ACTION ITEM: The listing has to be given again in full and exactly.

RECORDS SHOWN:
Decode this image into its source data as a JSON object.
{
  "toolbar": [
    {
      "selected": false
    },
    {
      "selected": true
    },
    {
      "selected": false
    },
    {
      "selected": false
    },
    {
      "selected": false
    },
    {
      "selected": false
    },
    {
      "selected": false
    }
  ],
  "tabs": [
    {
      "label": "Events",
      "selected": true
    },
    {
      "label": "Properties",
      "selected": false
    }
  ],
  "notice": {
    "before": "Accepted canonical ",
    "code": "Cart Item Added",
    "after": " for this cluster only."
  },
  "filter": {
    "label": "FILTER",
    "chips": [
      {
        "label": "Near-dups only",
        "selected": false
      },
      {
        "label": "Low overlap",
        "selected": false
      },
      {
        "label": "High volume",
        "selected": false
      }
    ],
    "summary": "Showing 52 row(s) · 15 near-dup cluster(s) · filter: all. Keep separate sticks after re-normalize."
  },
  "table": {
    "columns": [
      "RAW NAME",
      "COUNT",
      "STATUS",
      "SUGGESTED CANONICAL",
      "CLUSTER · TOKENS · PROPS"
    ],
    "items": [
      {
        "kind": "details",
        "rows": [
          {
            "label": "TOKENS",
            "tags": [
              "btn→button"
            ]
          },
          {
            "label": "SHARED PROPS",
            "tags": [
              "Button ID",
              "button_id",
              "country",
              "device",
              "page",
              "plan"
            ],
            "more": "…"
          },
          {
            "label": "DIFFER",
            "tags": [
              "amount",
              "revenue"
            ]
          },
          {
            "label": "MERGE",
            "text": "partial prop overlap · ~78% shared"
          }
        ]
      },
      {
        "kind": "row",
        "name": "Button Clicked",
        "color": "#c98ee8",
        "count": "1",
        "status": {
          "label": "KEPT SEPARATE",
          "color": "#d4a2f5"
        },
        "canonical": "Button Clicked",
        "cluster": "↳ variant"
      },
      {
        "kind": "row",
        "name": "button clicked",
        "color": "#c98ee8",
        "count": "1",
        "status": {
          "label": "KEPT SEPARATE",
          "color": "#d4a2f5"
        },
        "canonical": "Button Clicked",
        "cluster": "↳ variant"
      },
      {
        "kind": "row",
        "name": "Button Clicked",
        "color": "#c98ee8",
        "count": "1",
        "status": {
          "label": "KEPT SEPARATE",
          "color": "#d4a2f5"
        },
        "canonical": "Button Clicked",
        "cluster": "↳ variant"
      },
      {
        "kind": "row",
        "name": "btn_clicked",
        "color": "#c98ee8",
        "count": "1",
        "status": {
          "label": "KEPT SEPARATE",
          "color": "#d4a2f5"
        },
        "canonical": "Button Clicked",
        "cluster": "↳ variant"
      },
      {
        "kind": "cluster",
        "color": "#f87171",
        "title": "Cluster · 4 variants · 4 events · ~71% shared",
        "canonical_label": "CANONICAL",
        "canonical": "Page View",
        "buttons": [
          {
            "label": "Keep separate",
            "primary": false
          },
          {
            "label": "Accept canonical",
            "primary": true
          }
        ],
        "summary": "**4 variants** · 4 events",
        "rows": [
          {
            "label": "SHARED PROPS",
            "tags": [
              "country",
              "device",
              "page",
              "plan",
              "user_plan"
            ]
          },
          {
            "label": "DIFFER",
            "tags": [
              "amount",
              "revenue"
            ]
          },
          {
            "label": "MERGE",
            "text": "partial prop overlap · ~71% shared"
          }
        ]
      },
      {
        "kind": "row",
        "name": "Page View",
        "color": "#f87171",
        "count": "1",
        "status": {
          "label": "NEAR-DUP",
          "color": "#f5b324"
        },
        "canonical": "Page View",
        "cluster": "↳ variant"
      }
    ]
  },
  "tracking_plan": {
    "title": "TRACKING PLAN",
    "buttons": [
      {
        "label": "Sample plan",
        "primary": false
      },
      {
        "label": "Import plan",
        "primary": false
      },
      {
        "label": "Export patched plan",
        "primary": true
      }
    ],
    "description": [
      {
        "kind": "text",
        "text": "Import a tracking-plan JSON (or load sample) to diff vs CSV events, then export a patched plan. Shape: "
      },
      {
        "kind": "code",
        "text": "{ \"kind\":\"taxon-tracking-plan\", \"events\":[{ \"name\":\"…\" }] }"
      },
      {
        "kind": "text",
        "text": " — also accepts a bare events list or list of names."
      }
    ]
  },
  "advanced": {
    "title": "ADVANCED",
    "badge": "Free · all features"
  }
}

YOUR SOLUTION:
Decode this image into its source data as a JSON object.
{
  "toolbar": [
    {
      "selected": false
    },
    {
      "selected": true
    },
    {
      "selected": false
    },
    {
      "selected": false
    },
    {
      "selected": false
    },
    {
      "selected": false
    },
    {
      "selected": false
    }
  ],
  "tabs": [
    {
      "label": "Events",
      "selected": true
    },
    {
      "label": "Properties",
      "selected": false
    }
  ],
  "notice": {
    "before": "Accepted canonical ",
    "code": "Cart Item Added",
    "after": " for this cluster only."
  },
  "filter": {
    "label": "FILTER",
    "chips": [
      {
        "label": "Near-dups only",
        "selected": false
      },
      {
        "label": "Low overlap",
        "selected": false
      },
      {
        "label": "High volume",
        "selected": false
      }
    ],
    "summary": "Showing 52 row(s) · 15 near-dup cluster(s) · filter: all. Keep separate sticks after re-normalize."
  },
  "table": {
    "columns": [
      "RAW NAME",
      "COUNT",
      "STATUS",
      "SUGGESTED CANONICAL",
      "CLUSTER · TOKENS · PROPS"
    ],
    "items": [
      {
        "kind": "details",
        "rows": [
          {
            "label": "TOKENS",
            "tags": [
              "btn→button"
            ]
          },
          {
            "label": "SHARED PROPS",
            "tags": [
              "Button ID",
              "button_id",
              "country",
              "device",
              "page",
              "plan"
            ],
            "more": "…"
          },
          {
            "label": "DIFFER",
            "tags": [
              "amount",
              "revenue"
            ]
          },
          {
            "label": "MERGE",
            "text": "partial prop overlap · ~78% shared"
          }
        ]
      },
      {
        "kind": "row",
        "name": "Button Clicked",
        "color": "#c98ee8",
        "count": "1",
        "status": {
          "label": "KEPT SEPARATE",
          "color": "#d4a2f5"
        },
        "canonical": "Button Clicked",
        "cluster": "↳ variant"
      },
      {
        "kind": "row",
        "name": "button clicked",
        "color": "#c98ee8",
        "count": "1",
        "status": {
          "label": "KEPT SEPARATE",
          "color": "#d4a2f5"
        },
        "canonical": "Button Clicked",
        "cluster": "↳ variant"
      },
      {
        "kind": "row",
        "name": "Button Clicked",
        "color": "#c98ee8",
        "count": "1",
        "status": {
          "label": "KEPT SEPARATE",
          "color": "#d4a2f5"
        },
        "canonical": "Button Clicked",
        "cluster": "↳ variant"
      },
      {
        "kind": "row",
        "name": "btn_clicked",
        "color": "#c98ee8",
        "count": "1",
        "status": {
          "label": "KEPT SEPARATE",
          "color": "#d4a2f5"
        },
        "canonical": "Button Clicked",
        "cluster": "↳ variant"
      },
      {
        "kind": "cluster",
        "color": "#f87171",
        "title": "Cluster · 4 variants · 4 events · ~71% shared",
        "canonical_label": "CANONICAL",
        "canonical": "Page View",
        "buttons": [
          {
            "label": "Keep separate",
            "primary": false
          },
          {
            "label": "Accept canonical",
            "primary": true
          }
        ],
        "summary": "**4 variants** · 4 events",
        "rows": [
          {
            "label": "SHARED PROPS",
            "tags": [
              "country",
              "device",
              "page",
              "plan",
              "user_plan"
            ]
          },
          {
            "label": "DIFFER",
            "tags": [
              "amount",
              "revenue"
            ]
          },
          {
            "label": "MERGE",
            "text": "partial prop overlap · ~71% shared"
          }
        ]
      },
      {
        "kind": "row",
        "name": "Page View",
        "color": "#f87171",
        "count": "1",
        "status": {
          "label": "NEAR-DUP",
          "color": "#f5b324"
        },
        "canonical": "Page View",
        "cluster": "↳ variant"
      }
    ]
  },
  "tracking_plan": {
    "title": "TRACKING PLAN",
    "buttons": [
      {
        "label": "Sample plan",
        "primary": false
      },
      {
        "label": "Import plan",
        "primary": false
      },
      {
        "label": "Export patched plan",
        "primary": true
      }
    ],
    "description": [
      {
        "kind": "text",
        "text": "Import a tracking-plan JSON (or load sample) to diff vs CSV events, then export a patched plan. Shape: "
      },
      {
        "kind": "code",
        "text": "{ \"kind\":\"taxon-tracking-plan\", \"events\":[{ \"name\":\"…\" }] }"
      },
      {
        "kind": "text",
        "text": " — also accepts a bare events list or list of names."
      }
    ]
  },
  "advanced": {
    "title": "ADVANCED",
    "badge": "Free · all features"
  }
}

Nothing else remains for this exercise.